Short-term “mission trips” are hugely popular among American Evangelicals. Usually these trips involve lay people visiting another part of the world with the aim of helping locals and introducing them to Christianity. But recently, these trips have received a lot of criticism from those on the left, who say that many trips amount to little more than religious tourism, and from those on the right, who argue that such trips induce dependency on foreign aid in communities, rather than self-sufficiency. Continue Reading »

Worthy of Double Honor

From First Thoughts

According to the Bureau of Labor Statistics, in 2013, median clergy income was 14 percent lower than the overall median income in the U.S. This is all the more striking when one considers that most professional clergy received years of specialized religious and theological graduate training after receiving their undergraduate degrees. Indeed, median clergy earnings are 24 percent lower than median earnings of people who hold undergraduate degrees, and 36 percent less than individuals who hold masters’ degrees. Continue Reading »

Oil and ISIS

From First Thoughts

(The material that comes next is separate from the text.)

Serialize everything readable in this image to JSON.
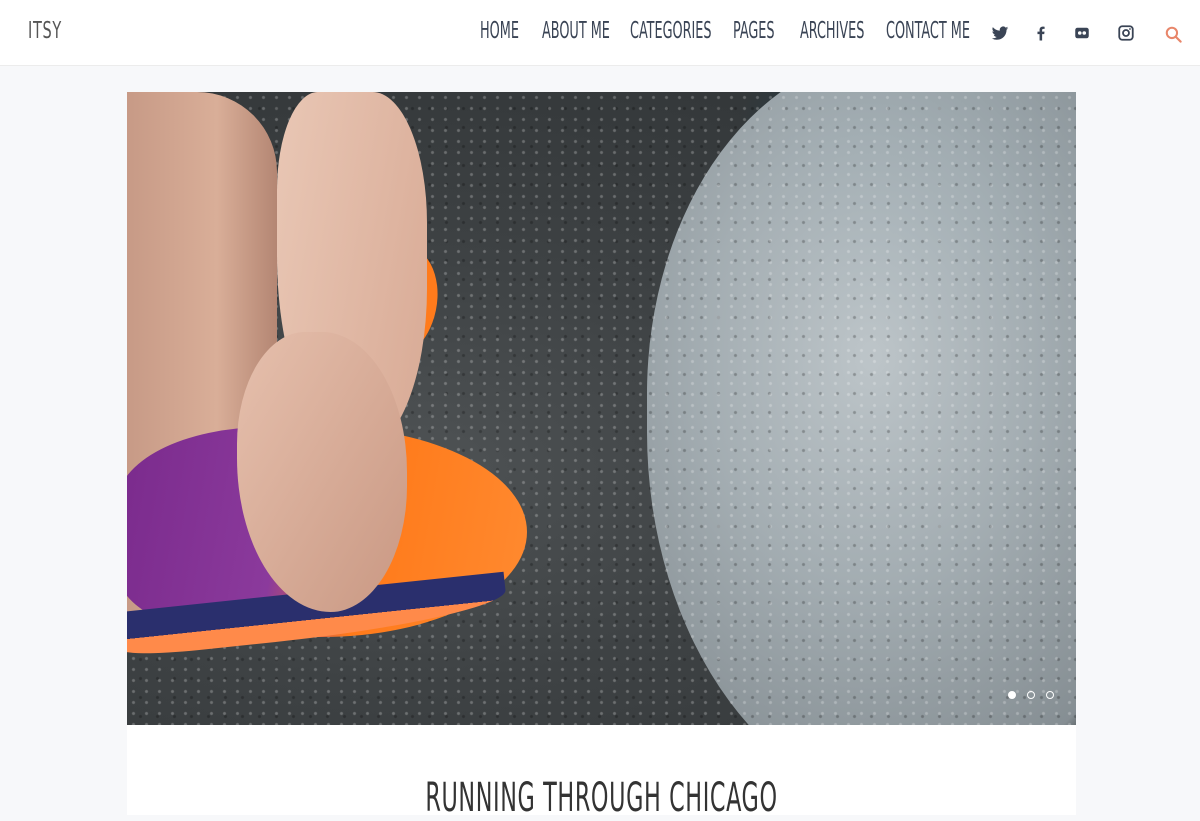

Despite the dramatic drop in the price of oil—over 40 percent in just a few months—Saudi Arabia announced at the recent OPEC meeting that it plans to maintain current production levels. This guarantees that there will be no short-run price turnaround, and possibly continued price declines. After all, the price decrease puts the hurt on Saudi Arabia as well as others. While the nation used its oil profits to build a huge sovereign wealth fund, the government also spends a lot of money; and the International Monetary Fund recently suggested that the country may soon face government expenditures greater than revenue. So why this course of action? Continue Reading »